Material to process ▸
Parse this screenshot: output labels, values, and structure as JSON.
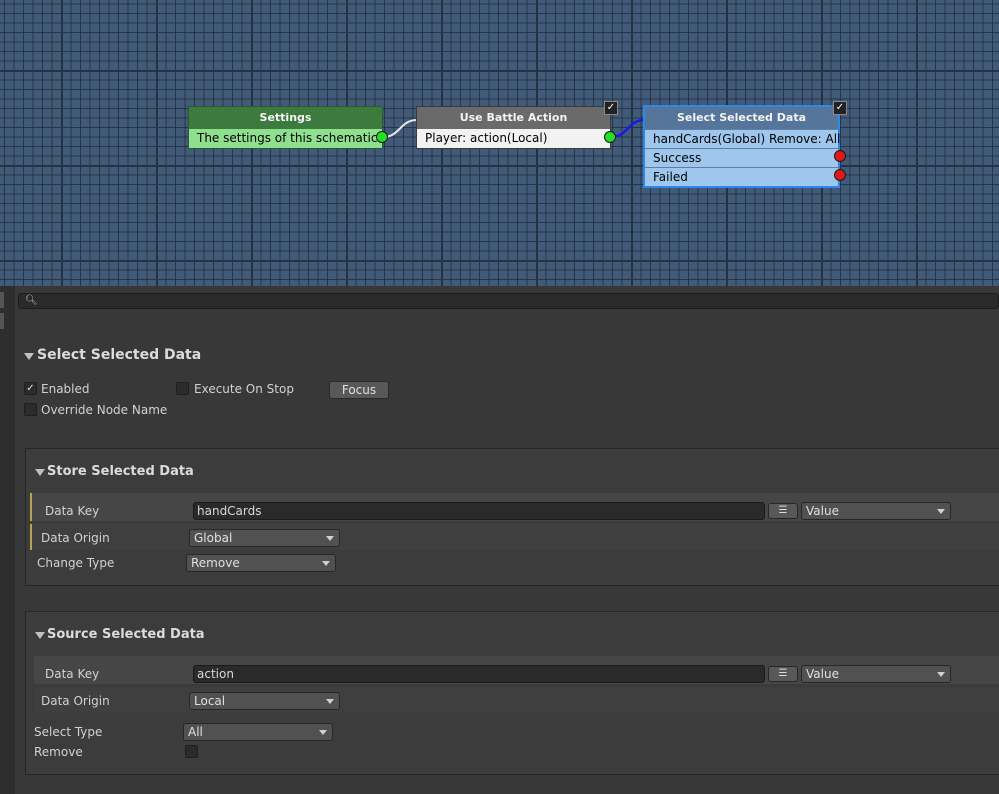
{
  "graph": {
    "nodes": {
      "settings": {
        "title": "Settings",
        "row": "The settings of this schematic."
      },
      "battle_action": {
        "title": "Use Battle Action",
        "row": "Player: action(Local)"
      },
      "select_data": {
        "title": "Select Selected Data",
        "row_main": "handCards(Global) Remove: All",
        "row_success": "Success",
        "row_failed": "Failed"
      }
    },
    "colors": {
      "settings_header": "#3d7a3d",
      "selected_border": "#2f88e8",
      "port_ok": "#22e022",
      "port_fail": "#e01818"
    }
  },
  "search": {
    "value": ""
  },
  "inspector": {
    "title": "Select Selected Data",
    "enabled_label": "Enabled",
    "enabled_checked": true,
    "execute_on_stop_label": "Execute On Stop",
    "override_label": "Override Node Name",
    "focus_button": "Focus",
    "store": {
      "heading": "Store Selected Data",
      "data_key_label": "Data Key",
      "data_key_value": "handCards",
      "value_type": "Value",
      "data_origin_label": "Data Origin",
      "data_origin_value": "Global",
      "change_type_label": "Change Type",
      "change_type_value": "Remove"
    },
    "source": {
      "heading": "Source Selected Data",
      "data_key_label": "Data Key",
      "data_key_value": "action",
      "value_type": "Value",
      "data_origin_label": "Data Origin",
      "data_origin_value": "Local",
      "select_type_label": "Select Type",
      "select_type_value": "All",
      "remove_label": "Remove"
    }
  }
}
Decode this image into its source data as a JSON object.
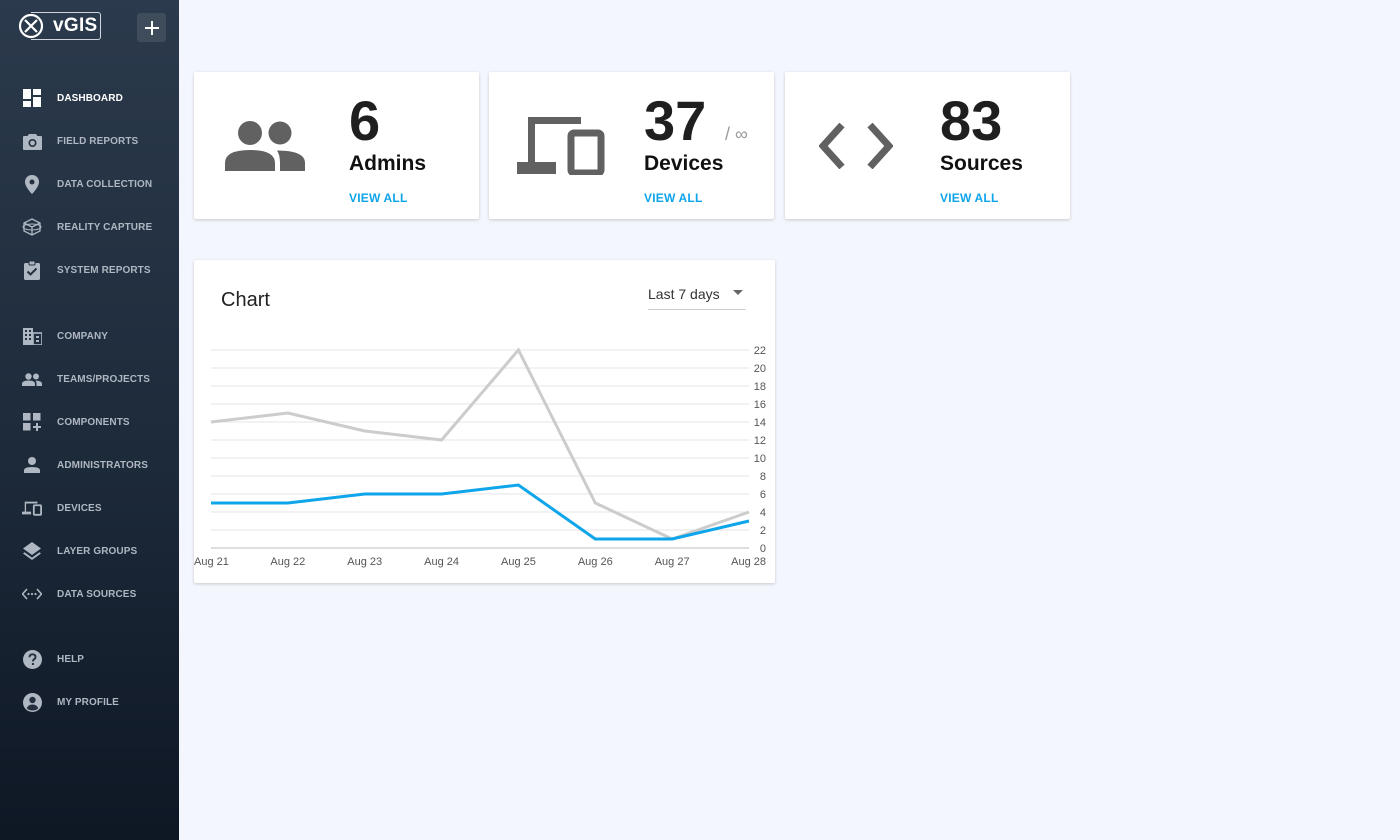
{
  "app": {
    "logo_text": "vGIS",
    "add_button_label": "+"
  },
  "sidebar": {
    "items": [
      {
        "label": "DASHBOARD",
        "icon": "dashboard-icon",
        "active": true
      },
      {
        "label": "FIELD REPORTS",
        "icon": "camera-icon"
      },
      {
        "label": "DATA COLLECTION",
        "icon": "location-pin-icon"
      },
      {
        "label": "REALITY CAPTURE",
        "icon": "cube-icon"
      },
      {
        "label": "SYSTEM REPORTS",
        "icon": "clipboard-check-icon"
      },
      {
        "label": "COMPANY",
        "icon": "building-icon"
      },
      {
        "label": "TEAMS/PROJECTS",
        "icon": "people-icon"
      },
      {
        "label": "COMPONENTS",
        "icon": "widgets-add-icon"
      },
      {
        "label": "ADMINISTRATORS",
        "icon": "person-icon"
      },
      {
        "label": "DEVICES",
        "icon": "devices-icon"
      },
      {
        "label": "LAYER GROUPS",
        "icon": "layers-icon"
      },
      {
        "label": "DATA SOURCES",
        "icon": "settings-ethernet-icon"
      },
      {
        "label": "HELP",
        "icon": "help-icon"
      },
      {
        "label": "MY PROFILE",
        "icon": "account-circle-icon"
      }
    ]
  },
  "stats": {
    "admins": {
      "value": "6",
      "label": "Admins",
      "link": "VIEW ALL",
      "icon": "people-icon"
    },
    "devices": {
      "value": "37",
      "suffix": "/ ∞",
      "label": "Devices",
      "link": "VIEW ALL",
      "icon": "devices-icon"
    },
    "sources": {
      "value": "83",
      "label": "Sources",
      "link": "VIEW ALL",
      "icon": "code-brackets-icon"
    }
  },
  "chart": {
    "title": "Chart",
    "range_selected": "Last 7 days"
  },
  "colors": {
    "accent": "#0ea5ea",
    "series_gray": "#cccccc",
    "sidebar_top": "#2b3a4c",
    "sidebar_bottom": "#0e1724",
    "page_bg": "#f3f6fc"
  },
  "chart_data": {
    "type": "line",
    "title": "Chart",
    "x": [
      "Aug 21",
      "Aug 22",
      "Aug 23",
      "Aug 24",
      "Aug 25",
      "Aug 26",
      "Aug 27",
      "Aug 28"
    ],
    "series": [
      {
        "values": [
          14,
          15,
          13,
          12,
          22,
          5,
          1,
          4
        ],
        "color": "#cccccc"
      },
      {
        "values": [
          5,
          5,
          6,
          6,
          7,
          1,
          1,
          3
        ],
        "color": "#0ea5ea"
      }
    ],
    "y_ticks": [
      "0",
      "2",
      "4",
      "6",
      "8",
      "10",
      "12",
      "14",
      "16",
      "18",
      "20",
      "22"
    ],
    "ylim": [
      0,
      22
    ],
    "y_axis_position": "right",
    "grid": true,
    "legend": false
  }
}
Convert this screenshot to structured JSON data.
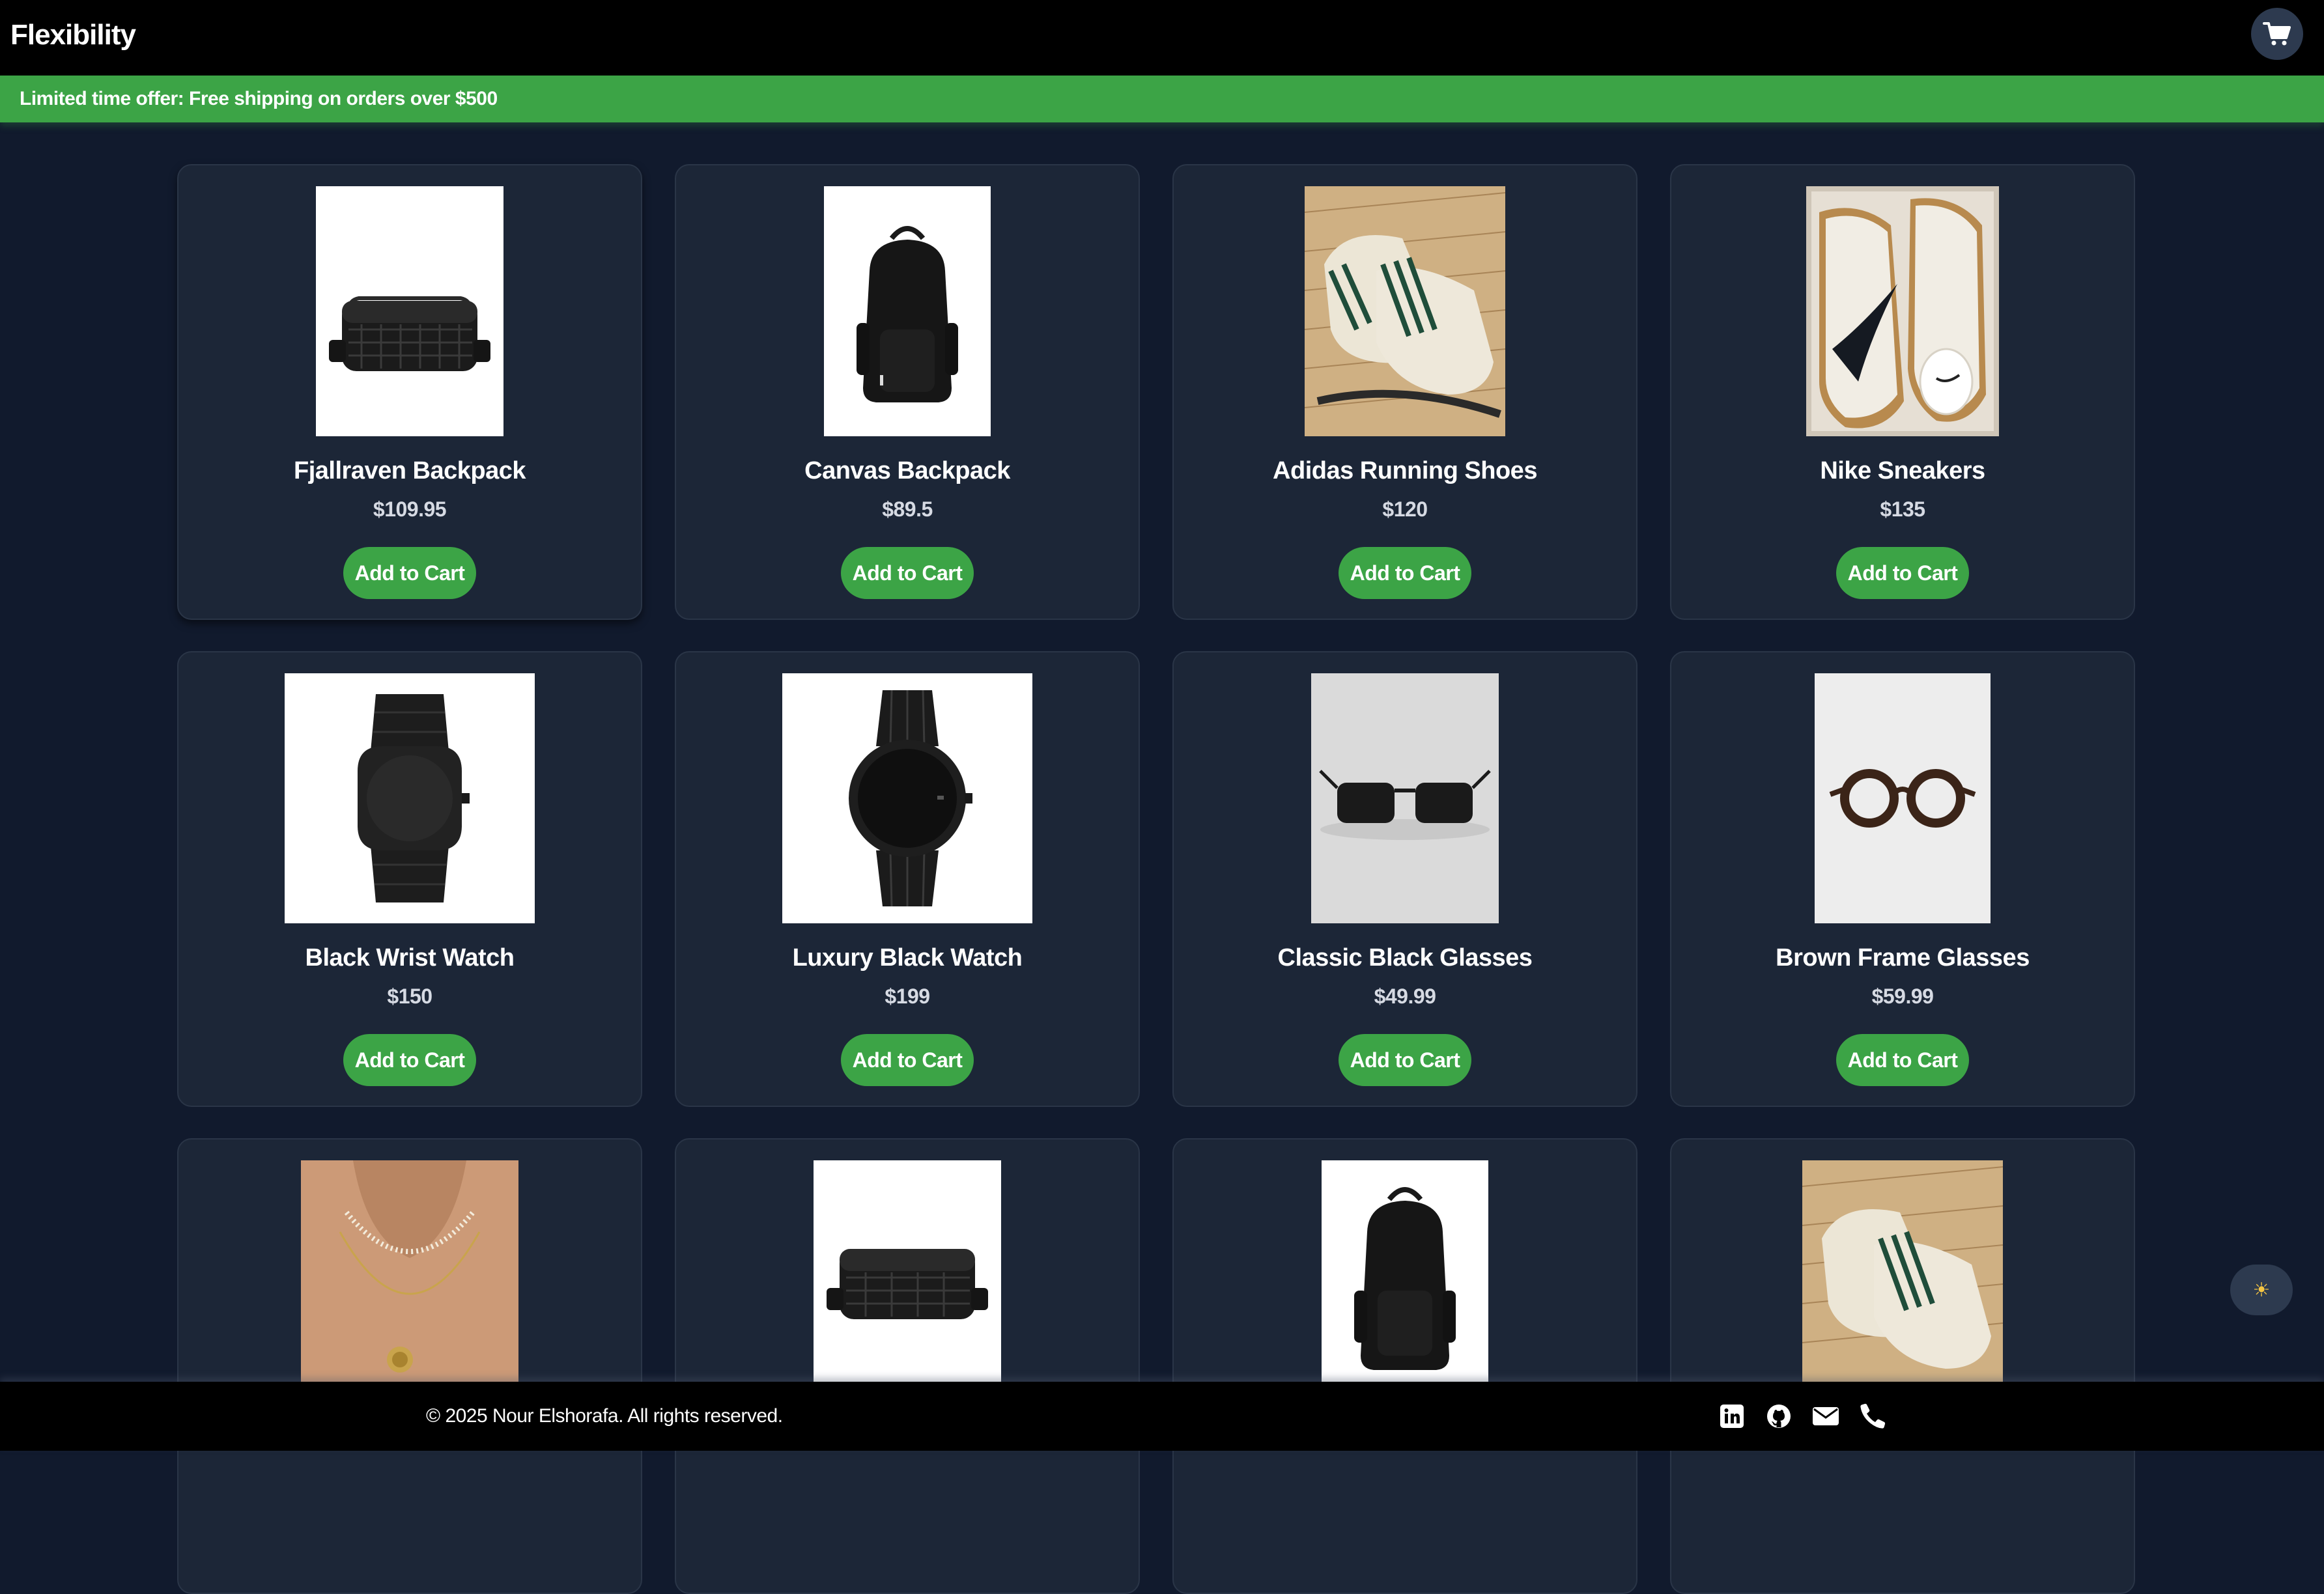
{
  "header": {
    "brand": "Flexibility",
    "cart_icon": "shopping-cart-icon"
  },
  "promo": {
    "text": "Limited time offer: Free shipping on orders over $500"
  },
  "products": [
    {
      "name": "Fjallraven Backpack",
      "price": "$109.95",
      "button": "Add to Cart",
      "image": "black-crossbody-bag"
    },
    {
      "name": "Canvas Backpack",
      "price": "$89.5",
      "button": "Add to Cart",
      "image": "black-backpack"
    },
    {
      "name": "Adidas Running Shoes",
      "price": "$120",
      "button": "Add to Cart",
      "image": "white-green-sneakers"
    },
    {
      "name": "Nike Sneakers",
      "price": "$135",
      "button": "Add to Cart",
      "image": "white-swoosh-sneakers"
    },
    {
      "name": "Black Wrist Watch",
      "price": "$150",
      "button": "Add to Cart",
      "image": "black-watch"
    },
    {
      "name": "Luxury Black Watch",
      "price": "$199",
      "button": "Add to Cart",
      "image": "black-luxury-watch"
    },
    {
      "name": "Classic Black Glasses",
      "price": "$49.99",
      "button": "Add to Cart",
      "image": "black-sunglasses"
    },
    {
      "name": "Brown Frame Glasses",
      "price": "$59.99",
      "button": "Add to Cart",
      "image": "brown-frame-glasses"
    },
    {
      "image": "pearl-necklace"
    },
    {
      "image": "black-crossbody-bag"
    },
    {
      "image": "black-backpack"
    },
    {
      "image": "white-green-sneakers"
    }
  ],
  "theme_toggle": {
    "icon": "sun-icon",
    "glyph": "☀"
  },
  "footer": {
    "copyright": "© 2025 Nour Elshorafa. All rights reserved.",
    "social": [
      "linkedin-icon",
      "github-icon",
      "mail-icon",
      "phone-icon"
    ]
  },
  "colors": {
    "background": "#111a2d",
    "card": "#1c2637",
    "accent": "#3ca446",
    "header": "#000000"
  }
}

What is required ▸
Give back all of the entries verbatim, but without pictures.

Solution to this problem ▸
Parse this screenshot: output labels, values, and structure as JSON.
{
  "graph": {
    "nodes": {
      "settings": {
        "title": "Settings",
        "row": "The settings of this schematic."
      },
      "battle_action": {
        "title": "Use Battle Action",
        "row": "Player: action(Local)"
      },
      "select_data": {
        "title": "Select Selected Data",
        "row_main": "handCards(Global) Remove: All",
        "row_success": "Success",
        "row_failed": "Failed"
      }
    },
    "colors": {
      "settings_header": "#3d7a3d",
      "selected_border": "#2f88e8",
      "port_ok": "#22e022",
      "port_fail": "#e01818"
    }
  },
  "search": {
    "value": ""
  },
  "inspector": {
    "title": "Select Selected Data",
    "enabled_label": "Enabled",
    "enabled_checked": true,
    "execute_on_stop_label": "Execute On Stop",
    "override_label": "Override Node Name",
    "focus_button": "Focus",
    "store": {
      "heading": "Store Selected Data",
      "data_key_label": "Data Key",
      "data_key_value": "handCards",
      "value_type": "Value",
      "data_origin_label": "Data Origin",
      "data_origin_value": "Global",
      "change_type_label": "Change Type",
      "change_type_value": "Remove"
    },
    "source": {
      "heading": "Source Selected Data",
      "data_key_label": "Data Key",
      "data_key_value": "action",
      "value_type": "Value",
      "data_origin_label": "Data Origin",
      "data_origin_value": "Local",
      "select_type_label": "Select Type",
      "select_type_value": "All",
      "remove_label": "Remove"
    }
  }
}
Decode this image into its source data as a JSON object.
{
  "app": {
    "logo_text": "vGIS",
    "add_button_label": "+"
  },
  "sidebar": {
    "items": [
      {
        "label": "DASHBOARD",
        "icon": "dashboard-icon",
        "active": true
      },
      {
        "label": "FIELD REPORTS",
        "icon": "camera-icon"
      },
      {
        "label": "DATA COLLECTION",
        "icon": "location-pin-icon"
      },
      {
        "label": "REALITY CAPTURE",
        "icon": "cube-icon"
      },
      {
        "label": "SYSTEM REPORTS",
        "icon": "clipboard-check-icon"
      },
      {
        "label": "COMPANY",
        "icon": "building-icon"
      },
      {
        "label": "TEAMS/PROJECTS",
        "icon": "people-icon"
      },
      {
        "label": "COMPONENTS",
        "icon": "widgets-add-icon"
      },
      {
        "label": "ADMINISTRATORS",
        "icon": "person-icon"
      },
      {
        "label": "DEVICES",
        "icon": "devices-icon"
      },
      {
        "label": "LAYER GROUPS",
        "icon": "layers-icon"
      },
      {
        "label": "DATA SOURCES",
        "icon": "settings-ethernet-icon"
      },
      {
        "label": "HELP",
        "icon": "help-icon"
      },
      {
        "label": "MY PROFILE",
        "icon": "account-circle-icon"
      }
    ]
  },
  "stats": {
    "admins": {
      "value": "6",
      "label": "Admins",
      "link": "VIEW ALL",
      "icon": "people-icon"
    },
    "devices": {
      "value": "37",
      "suffix": "/ ∞",
      "label": "Devices",
      "link": "VIEW ALL",
      "icon": "devices-icon"
    },
    "sources": {
      "value": "83",
      "label": "Sources",
      "link": "VIEW ALL",
      "icon": "code-brackets-icon"
    }
  },
  "chart": {
    "title": "Chart",
    "range_selected": "Last 7 days"
  },
  "colors": {
    "accent": "#0ea5ea",
    "series_gray": "#cccccc",
    "sidebar_top": "#2b3a4c",
    "sidebar_bottom": "#0e1724",
    "page_bg": "#f3f6fc"
  },
  "chart_data": {
    "type": "line",
    "title": "Chart",
    "x": [
      "Aug 21",
      "Aug 22",
      "Aug 23",
      "Aug 24",
      "Aug 25",
      "Aug 26",
      "Aug 27",
      "Aug 28"
    ],
    "series": [
      {
        "values": [
          14,
          15,
          13,
          12,
          22,
          5,
          1,
          4
        ],
        "color": "#cccccc"
      },
      {
        "values": [
          5,
          5,
          6,
          6,
          7,
          1,
          1,
          3
        ],
        "color": "#0ea5ea"
      }
    ],
    "y_ticks": [
      "0",
      "2",
      "4",
      "6",
      "8",
      "10",
      "12",
      "14",
      "16",
      "18",
      "20",
      "22"
    ],
    "ylim": [
      0,
      22
    ],
    "y_axis_position": "right",
    "grid": true,
    "legend": false
  }
}
Convert this screenshot to structured JSON data.
{
  "header": {
    "brand": "Flexibility",
    "cart_icon": "shopping-cart-icon"
  },
  "promo": {
    "text": "Limited time offer: Free shipping on orders over $500"
  },
  "products": [
    {
      "name": "Fjallraven Backpack",
      "price": "$109.95",
      "button": "Add to Cart",
      "image": "black-crossbody-bag"
    },
    {
      "name": "Canvas Backpack",
      "price": "$89.5",
      "button": "Add to Cart",
      "image": "black-backpack"
    },
    {
      "name": "Adidas Running Shoes",
      "price": "$120",
      "button": "Add to Cart",
      "image": "white-green-sneakers"
    },
    {
      "name": "Nike Sneakers",
      "price": "$135",
      "button": "Add to Cart",
      "image": "white-swoosh-sneakers"
    },
    {
      "name": "Black Wrist Watch",
      "price": "$150",
      "button": "Add to Cart",
      "image": "black-watch"
    },
    {
      "name": "Luxury Black Watch",
      "price": "$199",
      "button": "Add to Cart",
      "image": "black-luxury-watch"
    },
    {
      "name": "Classic Black Glasses",
      "price": "$49.99",
      "button": "Add to Cart",
      "image": "black-sunglasses"
    },
    {
      "name": "Brown Frame Glasses",
      "price": "$59.99",
      "button": "Add to Cart",
      "image": "brown-frame-glasses"
    },
    {
      "image": "pearl-necklace"
    },
    {
      "image": "black-crossbody-bag"
    },
    {
      "image": "black-backpack"
    },
    {
      "image": "white-green-sneakers"
    }
  ],
  "theme_toggle": {
    "icon": "sun-icon",
    "glyph": "☀"
  },
  "footer": {
    "copyright": "© 2025 Nour Elshorafa. All rights reserved.",
    "social": [
      "linkedin-icon",
      "github-icon",
      "mail-icon",
      "phone-icon"
    ]
  },
  "colors": {
    "background": "#111a2d",
    "card": "#1c2637",
    "accent": "#3ca446",
    "header": "#000000"
  }
}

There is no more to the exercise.